Some companies have been going above and beyond what’s expected of them to support their consumers:

  • Apple’s iCloud is easily the best: Once you buy a movie or song you more or less “own” it forever. You can download it to as many authorized devices as you want without restriction at no additional cost. Got a new computer? You can download ALL of your iTunes purchases with a single click on your new one.
  • Xbox Live (XBL) and The Playstation Network (PSN) come in second with theirs. Once you buy a game, movie or TV Episode you can immediately download it to your console or PC (If you use Media Go or Zune) or just stream it if you prefer. Once it’s been downloaded you can use it as much as you want even if the title is no longer available for purchase later. The drawback to both XBL and the PSN is your license only grants you 5 downloads so if you use up all of those downloads you’ll need to make a new account to get it again. I was lucky when I got my desktop 3 years ago and was able to convince Microsoft to give me a full refund in Microsoft Points of purchases I couldn’t transfer to my new computer. A good $215 worth of media.
  • Amazon and Netflix both offer Streaming in addition to physical movies. Amazon has a streaming App for Apple, Android and Microsoft Products that you can use to enjoy your music and movies without even having to download them. The Netflix Client can be used on everything under the sun including the Nintendo 3DS and Playstation Vita so…yeah.

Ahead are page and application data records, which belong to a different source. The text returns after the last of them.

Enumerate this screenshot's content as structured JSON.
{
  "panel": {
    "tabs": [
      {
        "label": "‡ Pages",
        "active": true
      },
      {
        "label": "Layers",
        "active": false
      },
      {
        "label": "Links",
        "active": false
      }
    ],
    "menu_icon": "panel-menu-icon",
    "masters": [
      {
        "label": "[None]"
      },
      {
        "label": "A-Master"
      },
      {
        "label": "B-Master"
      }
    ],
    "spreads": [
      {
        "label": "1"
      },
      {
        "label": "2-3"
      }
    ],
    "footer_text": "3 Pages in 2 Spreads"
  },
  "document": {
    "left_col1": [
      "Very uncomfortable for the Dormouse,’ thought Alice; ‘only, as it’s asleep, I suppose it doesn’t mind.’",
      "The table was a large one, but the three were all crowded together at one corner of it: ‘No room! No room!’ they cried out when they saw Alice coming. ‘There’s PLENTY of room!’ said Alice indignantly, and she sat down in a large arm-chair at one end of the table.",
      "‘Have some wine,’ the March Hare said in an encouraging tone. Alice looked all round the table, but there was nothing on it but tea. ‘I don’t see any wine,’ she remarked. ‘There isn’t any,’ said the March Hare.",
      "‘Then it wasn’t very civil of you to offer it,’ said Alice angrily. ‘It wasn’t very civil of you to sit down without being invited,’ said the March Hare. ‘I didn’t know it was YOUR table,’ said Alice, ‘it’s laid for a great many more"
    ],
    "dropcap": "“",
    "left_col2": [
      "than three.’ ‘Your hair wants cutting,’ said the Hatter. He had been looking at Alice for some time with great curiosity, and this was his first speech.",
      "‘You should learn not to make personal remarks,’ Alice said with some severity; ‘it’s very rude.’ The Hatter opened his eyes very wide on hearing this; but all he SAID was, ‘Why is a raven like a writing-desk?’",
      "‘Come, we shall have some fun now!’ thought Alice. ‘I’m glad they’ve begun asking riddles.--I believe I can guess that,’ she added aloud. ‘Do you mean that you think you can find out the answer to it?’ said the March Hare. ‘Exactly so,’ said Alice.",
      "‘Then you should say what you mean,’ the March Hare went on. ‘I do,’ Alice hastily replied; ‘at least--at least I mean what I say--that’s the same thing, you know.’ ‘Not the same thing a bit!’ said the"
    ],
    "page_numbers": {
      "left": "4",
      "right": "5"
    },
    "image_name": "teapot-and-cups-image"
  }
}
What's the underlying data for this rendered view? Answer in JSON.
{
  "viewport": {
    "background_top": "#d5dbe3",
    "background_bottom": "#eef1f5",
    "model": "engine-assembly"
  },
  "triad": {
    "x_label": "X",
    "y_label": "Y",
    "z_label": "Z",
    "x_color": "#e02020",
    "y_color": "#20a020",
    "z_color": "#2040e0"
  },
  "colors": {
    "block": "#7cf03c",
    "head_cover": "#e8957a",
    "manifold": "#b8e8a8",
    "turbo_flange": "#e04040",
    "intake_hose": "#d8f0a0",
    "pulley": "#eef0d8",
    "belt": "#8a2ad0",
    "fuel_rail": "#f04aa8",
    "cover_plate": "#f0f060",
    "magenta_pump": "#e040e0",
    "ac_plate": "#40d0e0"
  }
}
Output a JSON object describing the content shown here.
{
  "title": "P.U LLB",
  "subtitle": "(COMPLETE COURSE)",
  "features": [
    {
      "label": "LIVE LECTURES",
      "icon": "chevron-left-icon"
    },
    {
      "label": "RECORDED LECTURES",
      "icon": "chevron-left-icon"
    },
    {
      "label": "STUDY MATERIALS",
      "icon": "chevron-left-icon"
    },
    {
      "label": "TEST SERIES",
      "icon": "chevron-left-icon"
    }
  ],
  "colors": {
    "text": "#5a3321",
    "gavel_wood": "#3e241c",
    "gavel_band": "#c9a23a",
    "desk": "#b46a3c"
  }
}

And of course when you buy Blu-Ray Movies you usually get three copies: The Blu-Ray version, a Standard Definition Version (Regular DVD) and a digital copy. These days, many software companies require online registration to use their products. Some of you might remember this blog I wrote for Microsoft Office 2013. This is obviously Microsoft’s way of protecting its product from being pirated but as I said in that blog, I use Open Source alternatives to MS Office.

All in all, if you’re going to use DRM it shouldn’t infringe on the rights of the honest people who make up the majority of people who consume media. On the other hand there are times when piracy can and does actually help companies by telling them what consumers want. Just look at Napster and iTunes. iTunes exists because of Napster. The same can be said for Megaupload, and the Cloud services that have popped up in recent years. For the video game industry it’s because of Steam all of the console makers give gamers the option of downloading full games directly to their consoles, cutting out need to get a physical copy.

Think what you want about it but for all intents and purposes, if it wasn’t for Napster online stores as we know them probably wouldn’t exist.

%d bloggers like this: